What is the collective noun for clergy?

Posted by on Aug 2, 2018 in Architecture

What is the collective noun for clergy?

You will be bored by now with us spamming you about St Comghan’s Chapel and the various awards it has been shortlisted for but last week was a very significant event.


On a construction project, completion is marked in various ways – by certifying Practical Completion, the local authority accepting the completion certificate, by the removal vans arriving or the house warming party.  For a chapel things are a bit more formal and last week was the Dedication Service when the chapel was formally set apart for the worship and glory of God.


Despite the diminutive size of the chapel it was a big event with around 90 guests and presided over by an ecumenical line up of local no less than four clergy. The Catholic Bishop of Argyll, the Right Reverend Brian McGee, was unable to attend as he was with a youth trip to Kericho in Kenya.


Obviously with these numbers the majority of the event took place outdoors and, despite the forecast, the day was glorious.

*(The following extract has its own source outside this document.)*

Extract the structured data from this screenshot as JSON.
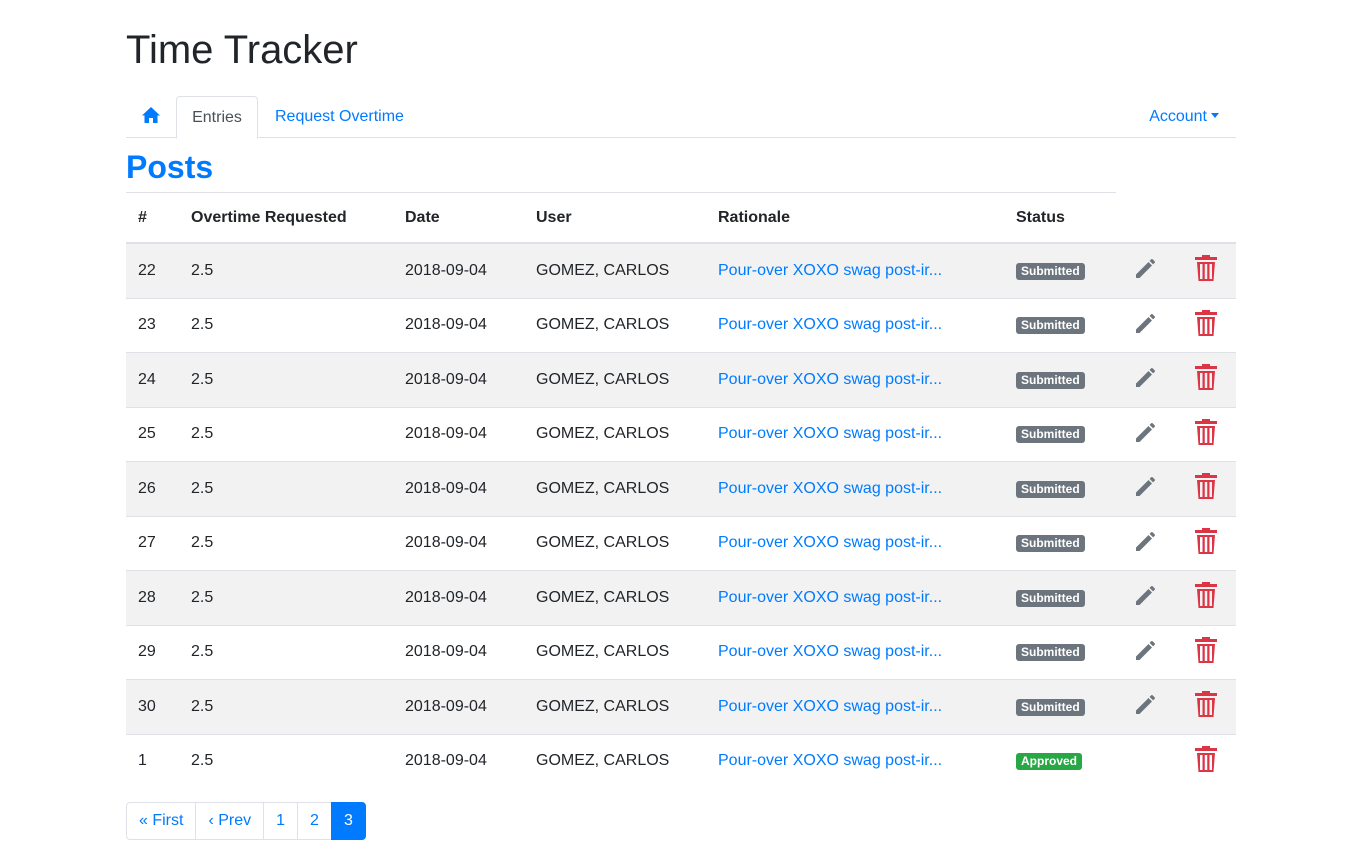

The clergy arrived by boat along the loch echoing the journeys across the sea of Columba and Comghan.  Nicolas Ibanez Scott welcomed us and set out his vision for the Kilchoan Estate and how it sits within the context of the economic, social and environmental challenges facing us and the legacy of the Scottish Enlightenment and his vision for Kilchoan as a place where a dialogue can take place with a particular emphasis on the rewilding of the ecosystem, looking to the future with a clear understanding of the intellectual and practical legacy of the past.  This was followed by a talk by the Moderator of the Presbytery of Argyll, Reverend Dr. Roderick Campbell who recounted the history of the area, the Celtic saints and of Christianity in Argyll.



The service itself started with a welcome from the local minister Reverend Dr. Kenneth R. Ross, in Gaelic, Spanish and English and singing the Old Hundredth Psalm.  A candlestick, a bible and a chalice were presented by three local young people as symbols of the Light of Christ, of the Word and of the Sacraments.


The Right Reverend Monsignor James L. MacNeil read from Genesis 28: 10-22 and Colossians 3: 1-4 and then The Right Reverend Kevin Pearson preached on human and divine love before we shared in an ecumenical communion service.


The closing hymn, Be Thou my Vision, was appropriately originally written by the 6th century Irish poet Dallán Forgaill.



After an instrumental rendition of John Rutter’s Gaelic Blessing we all processed to the chapel where at the door a final litany of dedication was spoken and the symbolic objects were taken in. The door was then finally opened for everyone to enter. The sun was streaming through the new stained glass windows designed by Katherine Sanders and clouds of incense.


After whetting our appetites with some Chilean empanadas we all sat down for a delicious buffet lunch of local produce – beautiful venison, trout, langoustine, salads and strawberries, vegans also catered for.


Neil McAllister

Associate Director,Architect